Debian package of it, called "cvsbook".)

There are various ways to access the CVS repository for boot-floppies,
depending on your circumstances.  However, once you've set up your
CVSROOT variable properly, all the access methods behave almost much

There is a web interface for CVS, which is great for browsing the commit
logs, pulling diffs from the repository, and getting a good look at
the layout of the module.  It can be accessed via:

* Getting the boot-floppies source via CVS

This version of the sources is for Debian 2.2, aka Potato.

The following are POSIX bourne shell commands you can run to get the
CVS area; other shell users should be able to translate to their shell
language easily.  Commands with a `#' are comments; you don't have to
type those.

   # If you are logged into to cvs.debian.org (CNAME va.debian.org):
   export CVSROOT=/cvs/debian-boot

   # If you are using `ssh' to access the area, and you have an
   # account on cvs.debian.org -- this is the recommended method:
   export CVS_RSH=ssh
   export CVSROOT=:ext:<MY-USERNAME>@cvs.debian.org:/cvs/debian-boot

   # If you are using anonymous (readonly) access:
   export CVSROOT=:pserver:anonymous@cvs.debian.org:/cvs/debian-boot
   cvs login
   # You will be prompted for a password -- just hit `Enter'.

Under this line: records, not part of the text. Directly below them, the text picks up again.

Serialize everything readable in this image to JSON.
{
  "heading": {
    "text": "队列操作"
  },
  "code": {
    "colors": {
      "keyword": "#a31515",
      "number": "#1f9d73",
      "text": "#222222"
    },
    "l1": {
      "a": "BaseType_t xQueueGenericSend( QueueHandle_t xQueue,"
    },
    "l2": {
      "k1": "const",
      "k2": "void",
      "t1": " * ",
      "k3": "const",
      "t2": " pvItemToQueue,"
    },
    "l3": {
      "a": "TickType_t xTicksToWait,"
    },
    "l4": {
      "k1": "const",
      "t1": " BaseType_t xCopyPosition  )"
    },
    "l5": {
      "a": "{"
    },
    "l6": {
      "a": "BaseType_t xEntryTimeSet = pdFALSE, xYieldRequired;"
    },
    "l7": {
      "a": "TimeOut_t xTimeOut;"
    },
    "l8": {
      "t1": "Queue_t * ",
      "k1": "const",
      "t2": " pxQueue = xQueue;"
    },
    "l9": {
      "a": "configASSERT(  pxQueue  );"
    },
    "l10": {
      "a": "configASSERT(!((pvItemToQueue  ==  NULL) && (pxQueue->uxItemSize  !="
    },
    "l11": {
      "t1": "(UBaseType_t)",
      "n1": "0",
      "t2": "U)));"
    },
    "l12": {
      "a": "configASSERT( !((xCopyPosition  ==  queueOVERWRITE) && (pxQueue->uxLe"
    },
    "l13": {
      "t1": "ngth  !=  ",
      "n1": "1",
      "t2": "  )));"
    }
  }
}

   # If you are using a pserver account (i.e., you need write access
   # but do not have a login account, and you have been given a
   # pserver username and password):
   export CVSROOT=:pserver:<USERNAME>@cvs.debian.org:/cvs/debian-boot
   cvs login
   # Enter the password you have been given.

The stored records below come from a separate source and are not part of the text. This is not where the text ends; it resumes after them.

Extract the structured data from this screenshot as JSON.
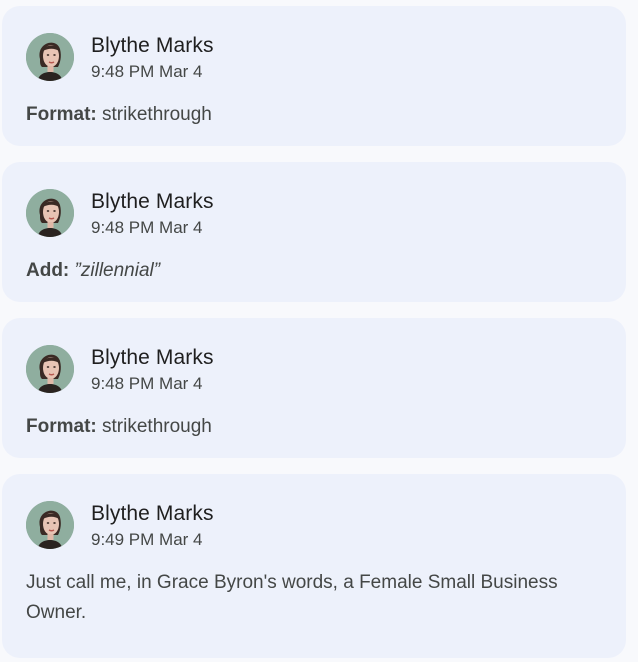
{
  "comments": [
    {
      "author": "Blythe Marks",
      "time": "9:48 PM Mar 4",
      "label": "Format:",
      "value": "strikethrough"
    },
    {
      "author": "Blythe Marks",
      "time": "9:48 PM Mar 4",
      "label": "Add:",
      "value": "”zillennial”"
    },
    {
      "author": "Blythe Marks",
      "time": "9:48 PM Mar 4",
      "label": "Format:",
      "value": "strikethrough"
    },
    {
      "author": "Blythe Marks",
      "time": "9:49 PM Mar 4",
      "text": "Just call me, in Grace Byron's words, a Female Small Business Owner."
    }
  ],
  "icons": {
    "avatar": "avatar-photo-icon"
  },
  "colors": {
    "card_background": "#edf1fb",
    "page_background": "#f8f9fc",
    "author_text": "#1f1f1f",
    "secondary_text": "#444746"
  }
}
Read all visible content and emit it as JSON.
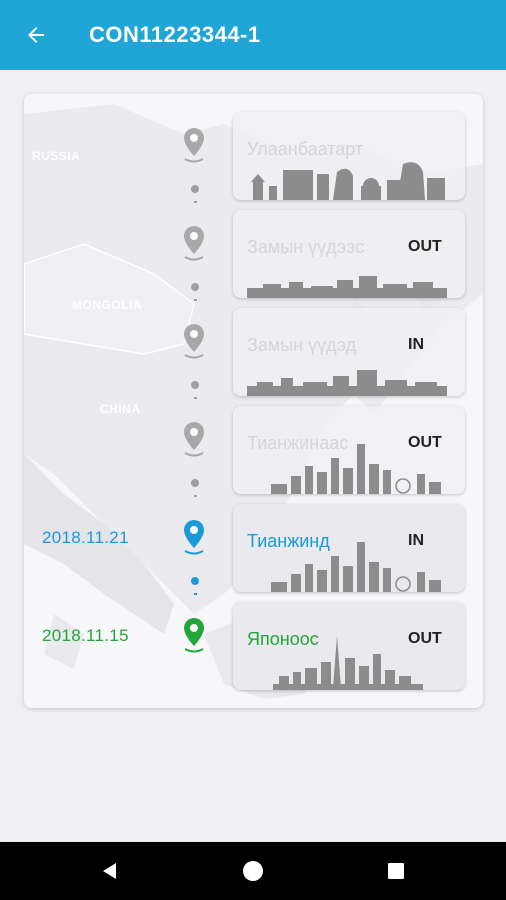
{
  "header": {
    "title": "CON11223344-1",
    "back_icon": "arrow-left-icon"
  },
  "map": {
    "labels": [
      "RUSSIA",
      "MONGOLIA",
      "CHINA"
    ]
  },
  "colors": {
    "accent": "#1fa6d6",
    "blue": "#1a9ad6",
    "green": "#22a539",
    "pin_gray": "#9e9e9e"
  },
  "stops": [
    {
      "place": "Улаанбаатарт",
      "direction": "",
      "date": "",
      "status": "pending"
    },
    {
      "place": "Замын үүдээс",
      "direction": "OUT",
      "date": "",
      "status": "pending"
    },
    {
      "place": "Замын үүдэд",
      "direction": "IN",
      "date": "",
      "status": "pending"
    },
    {
      "place": "Тианжинаас",
      "direction": "OUT",
      "date": "",
      "status": "pending"
    },
    {
      "place": "Тианжинд",
      "direction": "IN",
      "date": "2018.11.21",
      "status": "current"
    },
    {
      "place": "Японоос",
      "direction": "OUT",
      "date": "2018.11.15",
      "status": "done"
    }
  ],
  "navbar": {
    "back": "triangle-back-icon",
    "home": "circle-home-icon",
    "recents": "square-recents-icon"
  }
}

After that, all techniques are the same.  Simply check out the
sources.  For the lastest Potato version, do:

   cvs co boot-floppies

* Working on Woody

If you are working on the woody boot-floppies, you presently need to
use the 'woody' branch:

   cvs co -r woody boot-floppies

If you want to change an existing checked out area to woody, in the
checked out source directory, do

   cvs up -r woody 

>From there, you can use `cvs update -d -P' (the '-d -P'is to get new
directories, and prune empty directories), `cvs commit', `cvs diff',
and `cvs status' -- see the info pages.

* Committing Changes

If you do not have write access to the repository, and have made
modifications that you would like us to incorporate, please mail the
`cvs diff -u' output along with a brief description of what the patch
does to <debian-boot@lists.debian.org>.  It is helpful if you put
"[patch]" in the subject line.

Please try to make meaningful commit log entries that describe
something fairly specific about what changes you have made.  It is
best to commit one file at a time, or group them logically, so that
modifications to several files that pertain to fixing one particular
bug or add a certain feature contain a log message that is relevant
for that file, without cruft about unrelated changes to unrelated
files.  A massive commit of 15 files with a common log entry that
says "blah changes that fix bugs, C-u M-! fortune" are not very
useful later on when you are trying to find out when a certain change
happened.  The log entry should describe what's been changed, so that
later on maintainers do not have to parse every single diff to find
one simple modification.  You should be able to scan the log and
narrow down the search based on what's written there.  There is a
good discussion of this in the GNU `Standards' info document, under
"Documenting Programs", "Change Logs".  `Standards' is considered
required reading.

Reply to: